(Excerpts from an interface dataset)

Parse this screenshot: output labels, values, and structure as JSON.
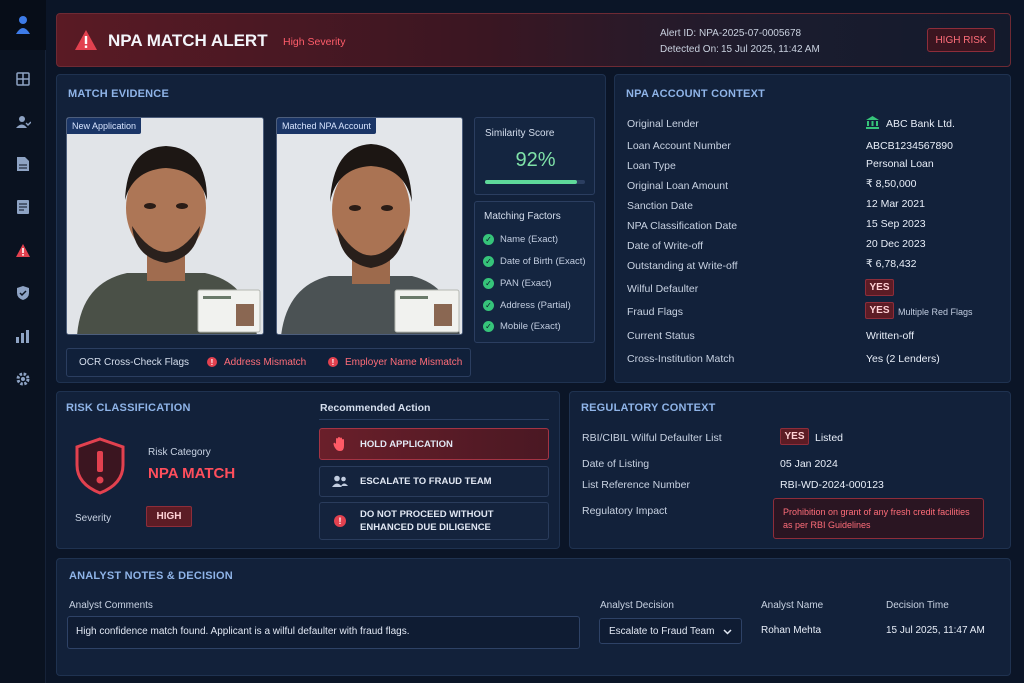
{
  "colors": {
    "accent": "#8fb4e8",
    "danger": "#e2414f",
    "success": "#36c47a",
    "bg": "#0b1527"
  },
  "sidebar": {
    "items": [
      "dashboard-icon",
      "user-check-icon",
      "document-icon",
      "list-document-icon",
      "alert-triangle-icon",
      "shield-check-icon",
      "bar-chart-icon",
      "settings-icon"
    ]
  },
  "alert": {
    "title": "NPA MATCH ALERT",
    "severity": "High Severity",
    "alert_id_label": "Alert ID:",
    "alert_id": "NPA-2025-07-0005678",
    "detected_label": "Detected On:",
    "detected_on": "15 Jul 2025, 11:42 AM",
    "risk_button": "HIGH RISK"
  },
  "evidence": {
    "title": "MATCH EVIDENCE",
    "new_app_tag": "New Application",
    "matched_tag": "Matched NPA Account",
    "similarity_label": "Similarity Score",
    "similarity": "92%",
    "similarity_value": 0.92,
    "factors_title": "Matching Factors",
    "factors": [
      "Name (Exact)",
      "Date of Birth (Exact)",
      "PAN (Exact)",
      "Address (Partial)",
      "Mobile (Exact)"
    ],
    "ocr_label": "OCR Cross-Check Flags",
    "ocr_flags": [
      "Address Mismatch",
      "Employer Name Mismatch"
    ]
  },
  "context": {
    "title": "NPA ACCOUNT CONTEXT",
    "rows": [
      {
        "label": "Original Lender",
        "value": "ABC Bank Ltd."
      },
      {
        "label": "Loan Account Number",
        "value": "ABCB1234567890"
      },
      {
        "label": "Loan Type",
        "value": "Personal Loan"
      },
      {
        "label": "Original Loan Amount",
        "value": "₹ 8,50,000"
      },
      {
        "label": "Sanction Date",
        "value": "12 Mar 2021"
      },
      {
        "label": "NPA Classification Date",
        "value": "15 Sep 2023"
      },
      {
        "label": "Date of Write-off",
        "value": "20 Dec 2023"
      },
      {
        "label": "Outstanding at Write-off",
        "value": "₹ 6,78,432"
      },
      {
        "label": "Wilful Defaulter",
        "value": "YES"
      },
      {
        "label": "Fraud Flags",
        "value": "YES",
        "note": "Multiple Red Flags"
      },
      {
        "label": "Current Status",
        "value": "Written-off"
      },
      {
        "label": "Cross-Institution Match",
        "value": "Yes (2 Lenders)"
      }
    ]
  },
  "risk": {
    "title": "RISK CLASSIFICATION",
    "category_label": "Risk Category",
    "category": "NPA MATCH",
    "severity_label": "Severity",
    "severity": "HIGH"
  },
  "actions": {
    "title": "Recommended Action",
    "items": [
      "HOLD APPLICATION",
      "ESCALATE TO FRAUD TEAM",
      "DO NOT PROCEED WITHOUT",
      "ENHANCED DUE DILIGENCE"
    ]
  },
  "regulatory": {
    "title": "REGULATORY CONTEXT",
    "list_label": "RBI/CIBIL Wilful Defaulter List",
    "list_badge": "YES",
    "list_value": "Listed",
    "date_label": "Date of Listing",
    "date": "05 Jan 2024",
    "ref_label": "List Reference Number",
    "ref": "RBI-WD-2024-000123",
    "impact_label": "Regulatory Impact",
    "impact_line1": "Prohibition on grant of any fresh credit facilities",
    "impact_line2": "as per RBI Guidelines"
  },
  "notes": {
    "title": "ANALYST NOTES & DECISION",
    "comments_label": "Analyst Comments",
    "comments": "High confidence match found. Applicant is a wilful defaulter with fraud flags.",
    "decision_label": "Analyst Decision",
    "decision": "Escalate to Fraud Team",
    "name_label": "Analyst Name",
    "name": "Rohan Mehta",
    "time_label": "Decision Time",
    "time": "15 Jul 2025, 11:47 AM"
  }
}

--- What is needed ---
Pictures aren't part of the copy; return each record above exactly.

--- Answer section ---
Parse this screenshot: output labels, values, and structure as JSON.
{
  "colors": {
    "accent": "#8fb4e8",
    "danger": "#e2414f",
    "success": "#36c47a",
    "bg": "#0b1527"
  },
  "sidebar": {
    "items": [
      "dashboard-icon",
      "user-check-icon",
      "document-icon",
      "list-document-icon",
      "alert-triangle-icon",
      "shield-check-icon",
      "bar-chart-icon",
      "settings-icon"
    ]
  },
  "alert": {
    "title": "NPA MATCH ALERT",
    "severity": "High Severity",
    "alert_id_label": "Alert ID:",
    "alert_id": "NPA-2025-07-0005678",
    "detected_label": "Detected On:",
    "detected_on": "15 Jul 2025, 11:42 AM",
    "risk_button": "HIGH RISK"
  },
  "evidence": {
    "title": "MATCH EVIDENCE",
    "new_app_tag": "New Application",
    "matched_tag": "Matched NPA Account",
    "similarity_label": "Similarity Score",
    "similarity": "92%",
    "similarity_value": 0.92,
    "factors_title": "Matching Factors",
    "factors": [
      "Name (Exact)",
      "Date of Birth (Exact)",
      "PAN (Exact)",
      "Address (Partial)",
      "Mobile (Exact)"
    ],
    "ocr_label": "OCR Cross-Check Flags",
    "ocr_flags": [
      "Address Mismatch",
      "Employer Name Mismatch"
    ]
  },
  "context": {
    "title": "NPA ACCOUNT CONTEXT",
    "rows": [
      {
        "label": "Original Lender",
        "value": "ABC Bank Ltd."
      },
      {
        "label": "Loan Account Number",
        "value": "ABCB1234567890"
      },
      {
        "label": "Loan Type",
        "value": "Personal Loan"
      },
      {
        "label": "Original Loan Amount",
        "value": "₹ 8,50,000"
      },
      {
        "label": "Sanction Date",
        "value": "12 Mar 2021"
      },
      {
        "label": "NPA Classification Date",
        "value": "15 Sep 2023"
      },
      {
        "label": "Date of Write-off",
        "value": "20 Dec 2023"
      },
      {
        "label": "Outstanding at Write-off",
        "value": "₹ 6,78,432"
      },
      {
        "label": "Wilful Defaulter",
        "value": "YES"
      },
      {
        "label": "Fraud Flags",
        "value": "YES",
        "note": "Multiple Red Flags"
      },
      {
        "label": "Current Status",
        "value": "Written-off"
      },
      {
        "label": "Cross-Institution Match",
        "value": "Yes (2 Lenders)"
      }
    ]
  },
  "risk": {
    "title": "RISK CLASSIFICATION",
    "category_label": "Risk Category",
    "category": "NPA MATCH",
    "severity_label": "Severity",
    "severity": "HIGH"
  },
  "actions": {
    "title": "Recommended Action",
    "items": [
      "HOLD APPLICATION",
      "ESCALATE TO FRAUD TEAM",
      "DO NOT PROCEED WITHOUT",
      "ENHANCED DUE DILIGENCE"
    ]
  },
  "regulatory": {
    "title": "REGULATORY CONTEXT",
    "list_label": "RBI/CIBIL Wilful Defaulter List",
    "list_badge": "YES",
    "list_value": "Listed",
    "date_label": "Date of Listing",
    "date": "05 Jan 2024",
    "ref_label": "List Reference Number",
    "ref": "RBI-WD-2024-000123",
    "impact_label": "Regulatory Impact",
    "impact_line1": "Prohibition on grant of any fresh credit facilities",
    "impact_line2": "as per RBI Guidelines"
  },
  "notes": {
    "title": "ANALYST NOTES & DECISION",
    "comments_label": "Analyst Comments",
    "comments": "High confidence match found. Applicant is a wilful defaulter with fraud flags.",
    "decision_label": "Analyst Decision",
    "decision": "Escalate to Fraud Team",
    "name_label": "Analyst Name",
    "name": "Rohan Mehta",
    "time_label": "Decision Time",
    "time": "15 Jul 2025, 11:47 AM"
  }
}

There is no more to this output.